Company selected for large-scale lagoon nitrification project

Sponsored by

HOUSTON, TX, Sept. 27, 2012 - One of the largest lagoon nitrification projects in the Unites States has been awarded to Headworks BIO™ Inc., totaling $3,690,000. The company will supply post-lagoon treatment for BOD polishing and nitrification through applying Moving Bed Biofilm Reactor (MBBR) technology.

Located in northern Arkansas along the White River, the city of Batesville has been blessed - and stressed - with residential and industrial growth. In order to keep up with growing demands, expansion of the Batesville WWTP was the city's only option.

The expansion requires that the plant increase flow capacity from 4.0 mgd to 9.0 mgd and decrease ammonia nitrogen levels to less than 8 mg/L at wastewater temperatures as low as 4.7°C. Batesville currently uses lagoons to treat influent that could manage the increase in flow, but were unable to meet the new discharge levels for ammonia nitrogen.

The city needed a wastewater treatment process that met the following criteria:

  • Provide reliable nitrification during winter months
  • Fit within existing property boundaries
  • Simplify operation
  • Minimize costs

A prominent local engineering firm was selected to develop a solution that would meet the challenges associated with the expansion.
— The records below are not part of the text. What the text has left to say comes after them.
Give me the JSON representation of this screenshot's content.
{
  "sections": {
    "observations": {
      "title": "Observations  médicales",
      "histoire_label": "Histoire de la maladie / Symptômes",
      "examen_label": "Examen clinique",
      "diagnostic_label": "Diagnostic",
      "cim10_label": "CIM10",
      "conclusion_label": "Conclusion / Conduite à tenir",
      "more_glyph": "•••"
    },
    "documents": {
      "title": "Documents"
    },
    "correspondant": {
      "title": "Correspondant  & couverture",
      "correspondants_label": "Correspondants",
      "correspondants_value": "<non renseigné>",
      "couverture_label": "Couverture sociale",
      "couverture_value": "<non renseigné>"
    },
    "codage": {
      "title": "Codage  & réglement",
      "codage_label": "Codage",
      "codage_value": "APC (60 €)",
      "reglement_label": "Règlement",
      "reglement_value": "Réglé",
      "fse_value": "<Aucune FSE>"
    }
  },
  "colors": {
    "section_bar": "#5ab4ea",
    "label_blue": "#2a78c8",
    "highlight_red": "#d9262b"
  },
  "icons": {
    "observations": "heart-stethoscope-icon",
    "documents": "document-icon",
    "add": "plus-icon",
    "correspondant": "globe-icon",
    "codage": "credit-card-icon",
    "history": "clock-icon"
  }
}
A MBBR process was recommended and Headworks BIO Inc. won the competitive bid process with the general contractor, BRB Contractors, Inc.

Two additional parallel treatment trains will be built, each containing two reactors. The first reactor will treat any remaining BOD along with the ammonia nitrogen from the lagoons and the second reactor will complete the nitrification process. Headworks BIO will employ its proprietary high-surface area ActiveCell® media to minimize the footprint of the entire system and clarification will be achieved through Dissolved Air Flotation.

"This application is well suited for the many benefits associated with MBBR," said Michele LaNoue, President and CEO of Headworks BIO, "and we are looking forward to applying our rich knowledge and expertise to ensure the project is a success for all parties involved."

MBBR is a fixed film wastewater treatment process that employs thousands of virgin polyethylene biofilm carriers to support the growth of biofilm. The carriers move freely in the reactor oxidizing ammonia nitrogen in the wastewater. Oxygen is delivered to the carriers through course bubble aeration, which also keeps the carriers mixed and in suspension. Media is retained in each reactor via stainless steel retention screens.

Sponsored by

TODAY'S HEADLINES

Pacific Institute receives grant to help improve CA drought research, solution efforts

The Bank of America Charitable Foundation has donated a $250,000 grant to the Pacific Institute to help address the severe drought and ongoing water challenges in the state of California.

ExxonMobil to pay $1.4M penalty in settlement for CWA violations from 2012 oil spill

The Department of Justice and the Environmental Protection Agency announced that ExxonMobil Pipeline Company has agreed to pay a civil penalty totaling $1.4 million for an alleged violation of the Clean Water Act stemming from a crude oil spill in 2012.  

White House, EPA honors 16-year-old NH student for developing sustainable water purification method

The White House Council on Environmental Quality and the Environmental Protection Agency awarded a 16-year old student from Nashua N.H., with a "President's Environmental Youth Award" for her innovative green and sustainable method to purify water.

Cambrian Innovation named 2015 Technology Pioneer for innovative bioelectric solution

The World Economic Forum recently named Cambrian Innovation as a 2015 Technology Pioneer for its innovative bioelectric solution that reduces the cost and energy requirements of sustainably managing water resources. 

FOLLOW US ON SOCIAL MEDIA